- Watching a .500 team that has the second-best park-adjusted ERA in baseball.
- Having to be Mike Wilner and trying to talk sense to a guy in Markham who bases his argument on the musings of "Richard Griffin of the Toronto Sun." Apparently the Jays had a five-year plan since one of Paul Godfrey's lucky-sperm-club spawn so said on Off The Record years ago. Who the hell cares? Ass.
- A not uncommon reaction to watching Esteban Loaiza shut down a team in his first start all season.
The genius manager continued to act on his belief the Brians (Wolfe and Tallet) are something more than innings eaters and consequently, another another winnable game fell by the wayside.
Reed Johnson was 0-for-5, struck out three times and made the final out in the wake of Richard Griffin's passionate plea about the need for his small ball skills (scroll down). Oh-for-five?
Dick Griffin writing a column that's completely crackers is nothing new, but what spurred him on in this case is a mystery. Maybe Johnson showed him a Ghostbusters lunchbox full of Dick drawings.
Monday -- A's 6, Jays 4: Making a list is better reading than a recap of a game that had about as much intensity as Monday night mixed slo-pitch, with countless errors, Shaun Marcum getting jocked (law of averages) and Dustin McGowan appearing as a pinch-runner.
- The Tao of Stieb (thanks again for all the help) picked up on context that needs to be given during the Jays' summer of craptacular hitting: Home runs are down.
Team home runs per game, American League:
The last time the average AL team hit less than one homer per game was 1993. It seems like Frank Thomas' comment last week about deadened baseballs is more than the whelp of a declining designated hitter.
This doesn't get Jamie Campbell off the hook for commenting, "Boy, if the fences were moved in 15 feet for this game, the Blue Jays would be winning 8-2," during Sunday's flyball fest vs. Orioles right-hander Jeremy Guthrie.
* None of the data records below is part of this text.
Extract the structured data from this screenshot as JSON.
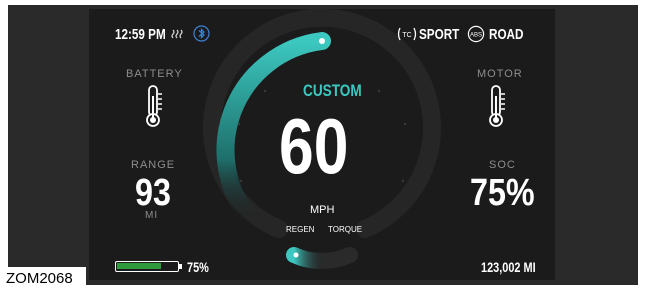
{
  "status_bar": {
    "time": "12:59 PM",
    "icons": [
      "seat-heat-icon",
      "bluetooth-icon"
    ],
    "tc_icon_text": "TC",
    "tc_label": "SPORT",
    "abs_icon_text": "ABS",
    "abs_label": "ROAD"
  },
  "left_panel": {
    "battery_label": "BATTERY",
    "battery_icon": "thermometer-icon",
    "range_label": "RANGE",
    "range_value": "93",
    "range_unit": "MI"
  },
  "right_panel": {
    "motor_label": "MOTOR",
    "motor_icon": "thermometer-icon",
    "soc_label": "SOC",
    "soc_value": "75%"
  },
  "gauge": {
    "mode": "CUSTOM",
    "speed": "60",
    "unit": "MPH",
    "regen_label": "REGEN",
    "torque_label": "TORQUE",
    "speed_fraction": 0.6,
    "accent_color": "#3cc8c0"
  },
  "footer": {
    "battery_percent": "75%",
    "battery_fill_fraction": 0.75,
    "battery_fill_color": "#2e9a3c",
    "odometer": "123,002 MI"
  },
  "caption": {
    "code": "ZOM2068"
  }
}
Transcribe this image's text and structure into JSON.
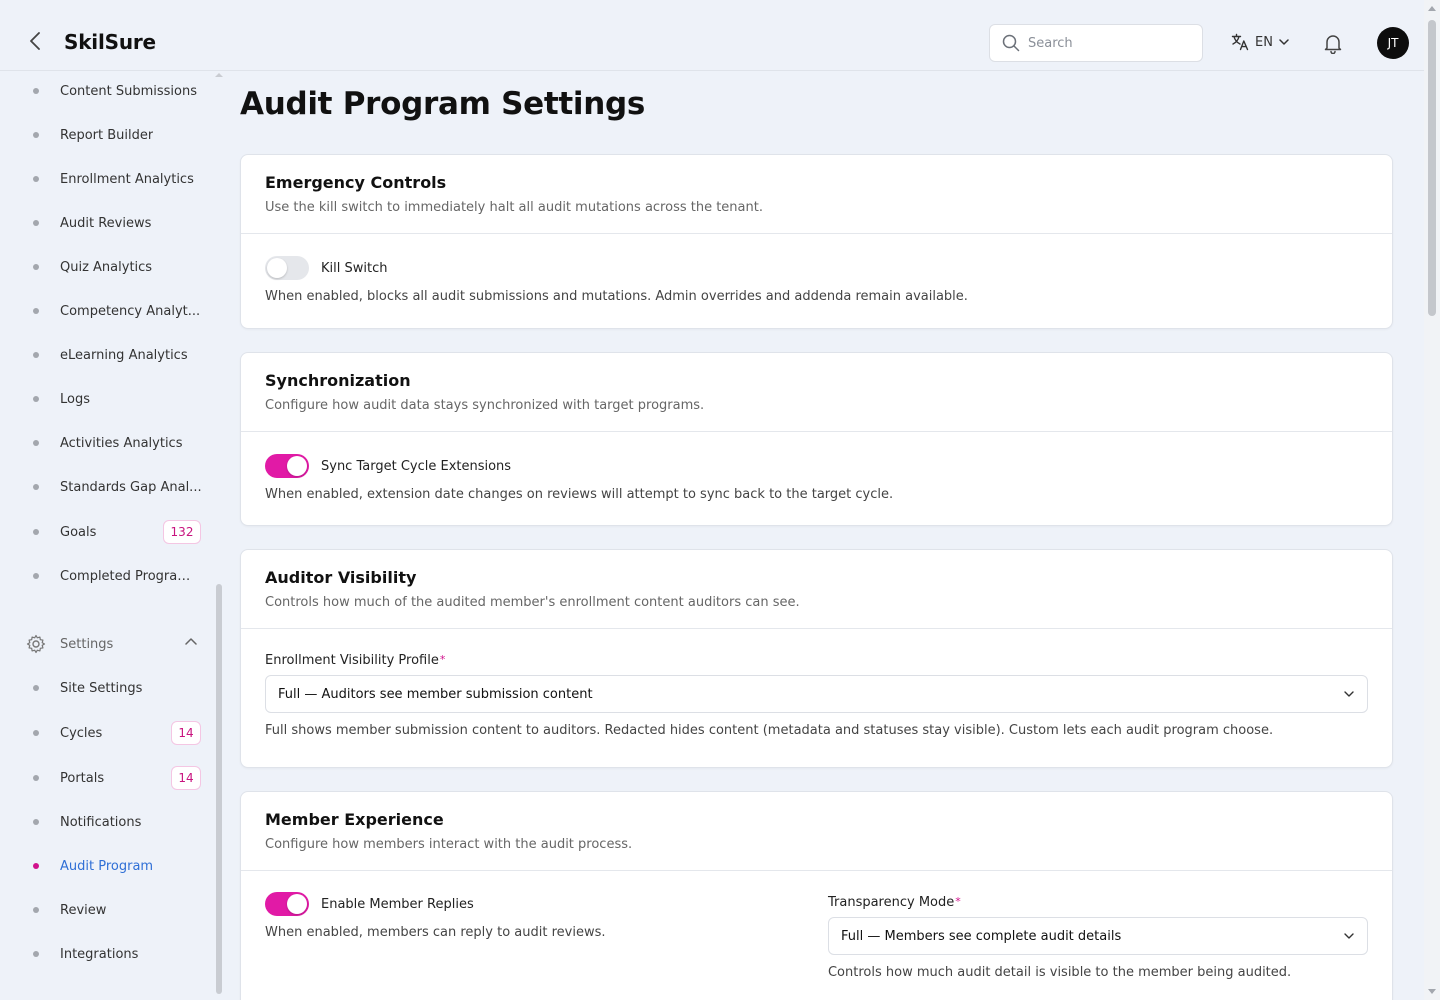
{
  "header": {
    "brand": "SkilSure",
    "search_placeholder": "Search",
    "language": "EN",
    "avatar_initials": "JT"
  },
  "sidebar": {
    "items": [
      {
        "label": "Content Submissions"
      },
      {
        "label": "Report Builder"
      },
      {
        "label": "Enrollment Analytics"
      },
      {
        "label": "Audit Reviews"
      },
      {
        "label": "Quiz Analytics"
      },
      {
        "label": "Competency Analyt..."
      },
      {
        "label": "eLearning Analytics"
      },
      {
        "label": "Logs"
      },
      {
        "label": "Activities Analytics"
      },
      {
        "label": "Standards Gap Anal..."
      },
      {
        "label": "Goals",
        "badge": "132"
      },
      {
        "label": "Completed Program..."
      }
    ],
    "settings_section": "Settings",
    "settings_items": [
      {
        "label": "Site Settings"
      },
      {
        "label": "Cycles",
        "badge": "14"
      },
      {
        "label": "Portals",
        "badge": "14"
      },
      {
        "label": "Notifications"
      },
      {
        "label": "Audit Program",
        "active": true
      },
      {
        "label": "Review"
      },
      {
        "label": "Integrations"
      }
    ]
  },
  "page": {
    "title": "Audit Program Settings"
  },
  "emergency": {
    "title": "Emergency Controls",
    "description": "Use the kill switch to immediately halt all audit mutations across the tenant.",
    "toggle_label": "Kill Switch",
    "toggle_on": false,
    "help": "When enabled, blocks all audit submissions and mutations. Admin overrides and addenda remain available."
  },
  "sync": {
    "title": "Synchronization",
    "description": "Configure how audit data stays synchronized with target programs.",
    "toggle_label": "Sync Target Cycle Extensions",
    "toggle_on": true,
    "help": "When enabled, extension date changes on reviews will attempt to sync back to the target cycle."
  },
  "visibility": {
    "title": "Auditor Visibility",
    "description": "Controls how much of the audited member's enrollment content auditors can see.",
    "field_label": "Enrollment Visibility Profile",
    "required_mark": "*",
    "selected": "Full — Auditors see member submission content",
    "help": "Full shows member submission content to auditors. Redacted hides content (metadata and statuses stay visible). Custom lets each audit program choose."
  },
  "member": {
    "title": "Member Experience",
    "description": "Configure how members interact with the audit process.",
    "toggle_label": "Enable Member Replies",
    "toggle_on": true,
    "help": "When enabled, members can reply to audit reviews.",
    "transparency_label": "Transparency Mode",
    "required_mark": "*",
    "transparency_selected": "Full — Members see complete audit details",
    "transparency_help": "Controls how much audit detail is visible to the member being audited."
  },
  "colors": {
    "accent": "#e11aa6",
    "active_link": "#2f6fd6",
    "badge": "#c8137f"
  }
}
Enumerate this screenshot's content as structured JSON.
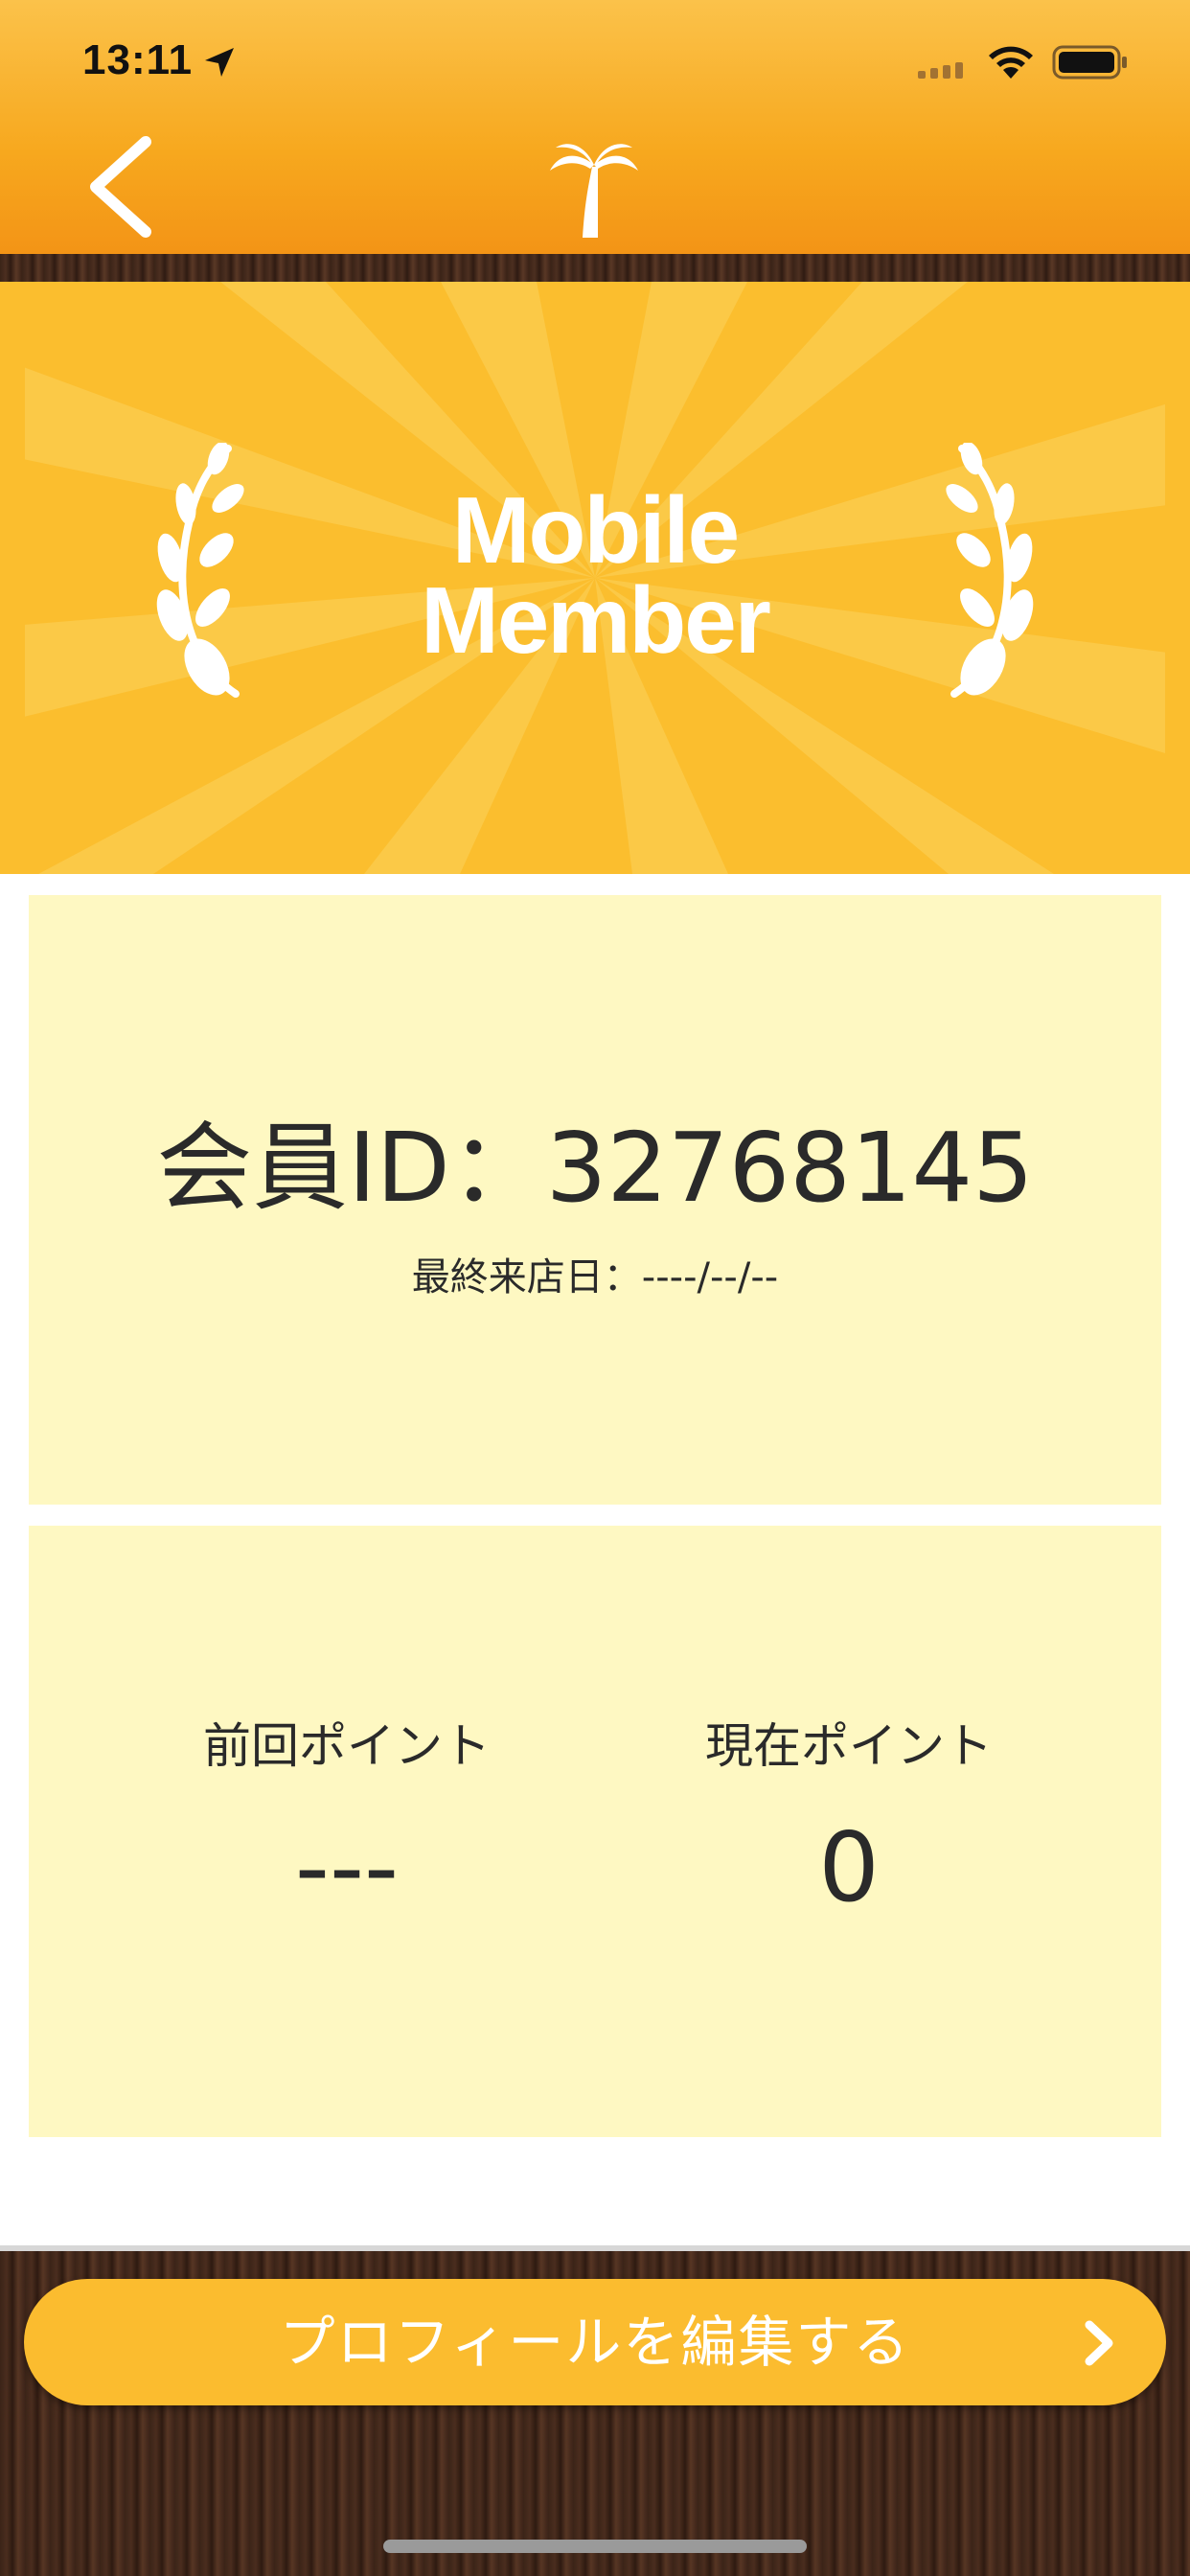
{
  "status_bar": {
    "time": "13:11"
  },
  "header": {
    "back_icon": "chevron-left-icon",
    "logo_icon": "palm-tree-icon"
  },
  "banner": {
    "title_line1": "Mobile",
    "title_line2": "Member",
    "background_color": "#fbbe2e"
  },
  "member_card": {
    "id_label": "会員ID：",
    "id_value": "32768145",
    "last_visit_label": "最終来店日：",
    "last_visit_value": "----/--/--"
  },
  "points_card": {
    "previous_label": "前回ポイント",
    "previous_value": "---",
    "current_label": "現在ポイント",
    "current_value": "0"
  },
  "footer": {
    "edit_profile_label": "プロフィールを編集する",
    "button_color": "#fbbc2f"
  }
}
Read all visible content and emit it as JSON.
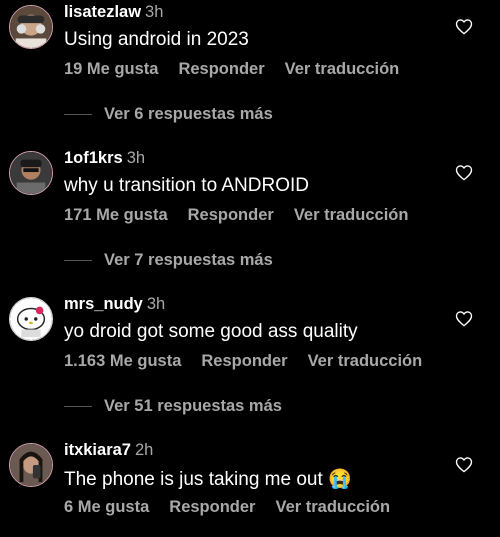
{
  "comments": [
    {
      "user": "lisatezlaw",
      "time": "3h",
      "text": "Using android in 2023",
      "likes": "19 Me gusta",
      "reply": "Responder",
      "translate": "Ver traducción",
      "more": "Ver 6 respuestas más"
    },
    {
      "user": "1of1krs",
      "time": "3h",
      "text": "why u transition to ANDROID",
      "likes": "171 Me gusta",
      "reply": "Responder",
      "translate": "Ver traducción",
      "more": "Ver 7 respuestas más"
    },
    {
      "user": "mrs_nudy",
      "time": "3h",
      "text": "yo droid got some good ass quality",
      "likes": "1.163 Me gusta",
      "reply": "Responder",
      "translate": "Ver traducción",
      "more": "Ver 51 respuestas más"
    },
    {
      "user": "itxkiara7",
      "time": "2h",
      "text": "The phone is jus taking me out 😭",
      "likes": "6 Me gusta",
      "reply": "Responder",
      "translate": "Ver traducción"
    }
  ]
}
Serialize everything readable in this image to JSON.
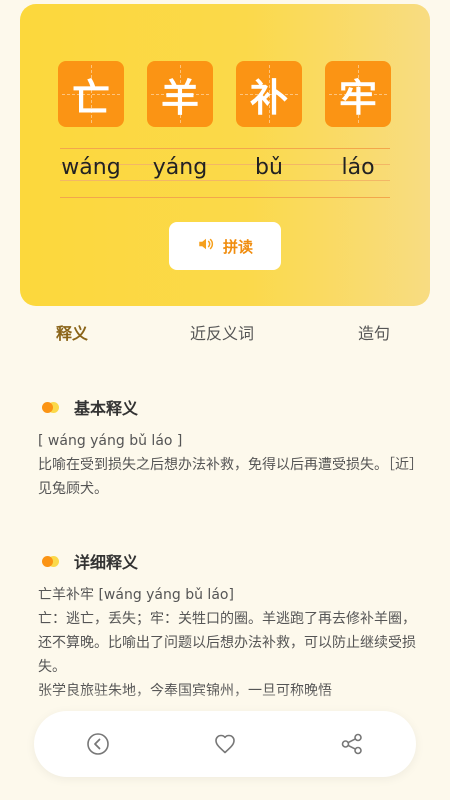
{
  "hero": {
    "characters": [
      "亡",
      "羊",
      "补",
      "牢"
    ],
    "pinyin": [
      "wáng",
      "yáng",
      "bǔ",
      "láo"
    ],
    "speak_button_label": "拼读",
    "speak_icon": "speaker-icon"
  },
  "tabs": [
    "释义",
    "近反义词",
    "造句"
  ],
  "active_tab": "释义",
  "sections": {
    "basic": {
      "title": "基本释义",
      "lines": [
        "[ wáng yáng bǔ láo ]",
        "比喻在受到损失之后想办法补救，免得以后再遭受损失。［近］见兔顾犬。"
      ]
    },
    "detail": {
      "title": "详细释义",
      "lines": [
        "亡羊补牢 [wáng yáng bǔ láo]",
        " 亡：逃亡，丢失；牢：关牲口的圈。羊逃跑了再去修补羊圈，还不算晚。比喻出了问题以后想办法补救，可以防止继续受损失。",
        "张学良旅驻朱地，今奉国宾锦州，一旦可称晚悟"
      ]
    }
  },
  "bottom_bar": {
    "icons": [
      "back-icon",
      "heart-icon",
      "share-icon"
    ]
  },
  "colors": {
    "accent_orange": "#fb9414",
    "accent_yellow": "#fcd83c",
    "background": "#fdf9ec"
  }
}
Which park has a 385-foot centre-field marking again?
Worth looking at: Hardball Times showed earlier in the year that opposite-field home runs as a percentage of all home runs has dipped steadily across the past decade. Yet the Jays are still built around the home run.
- The Star's Dick Griffin wrote a panegryic for Reed Johnson and his "true top-of-the-order skills in the art of small ball" being left on the bench last night.
For (probably) not the last time, it's not about small ball, it's about production. The Jays had very good output from the leadoff spot in 2005 and '06 when Johnson hit there the lion share's of the time, but calling that "small ball" is a little rich.*
Johnson just flat-out hit in 2006. The difference between his .366 batting average on balls in play (BAbip) last season and the league average of .308 wasn't all bunts and bloopers. This season's been a write-off for him after the hernia surgery and subsequent rehab. He's still decent when he puts the ball in play -- his BAbip is .336 (through Monday's play).
Emphasis is on the last part. His batting eye -- which is a big part of the art of small ball -- is shot to hell in the wake of having undergone major surgery. Johnson's drawn nine bases on balls in 178 plate appearances -- about one per every 20 trips to bat. He's struck out once every five times.
How is a 4-to-1 strikeout-to-walk ratio small ball again? Do you really want a guy who's pressing and trying to make up for lost time with one swing or one big game hitting leadoff?
The Jays have had better-than-average production from the leadoff spot across the entire season with Alex Rios, Vernon Wells and 39-year-old Matt Stairs filling in there. It's the 3-4 slots that have killed them, as J.P. Ricciardi correctly pointed out.
The fact Johnson's BAbip has not fluctuated too much in light of what's gone wrong for him this season gives hope that he will be fine next season. He's a grown man who should be able to wait his turn and besides, he'll have a new manager and hitting coach to prove himself to next spring in Dunedin.
- A personal irony to Griffin, who occasionally reminds readers that he coaches kids' teams, writing in praise of Johnson and his small ball skills: In August 2005, good friend Jeff Dertinger and I took in a Jays-Tigers game in Detroit. It went to extra innings and Johnson was called on to bunt after Russ Adams ripped a double (you know it was a while ago when...). He popped up his bunt attempt, Brandon Inge caught it, the Jays didn't score and eventually lost.
So a couple nights later during a dinner break, I stopped by the ball diamond across the street from the Simcoe Reformer office. Right at that moment, another youth baseball coach was holding bunting practice for some 11- and 12-year-old kids, mentioning they would "need to play small ball -- you can't just hit home runs all the time" when they got into late-season tournaments. Guess who he cited as an example of how not to bunt?
Reed Johnson. And with god as my witness, I could have sworn turkeys could fly.
(* Others would have said, "it's a Dick move," but that's just not right.)
That's all for now. Send your thoughts to firstname.lastname@example.org.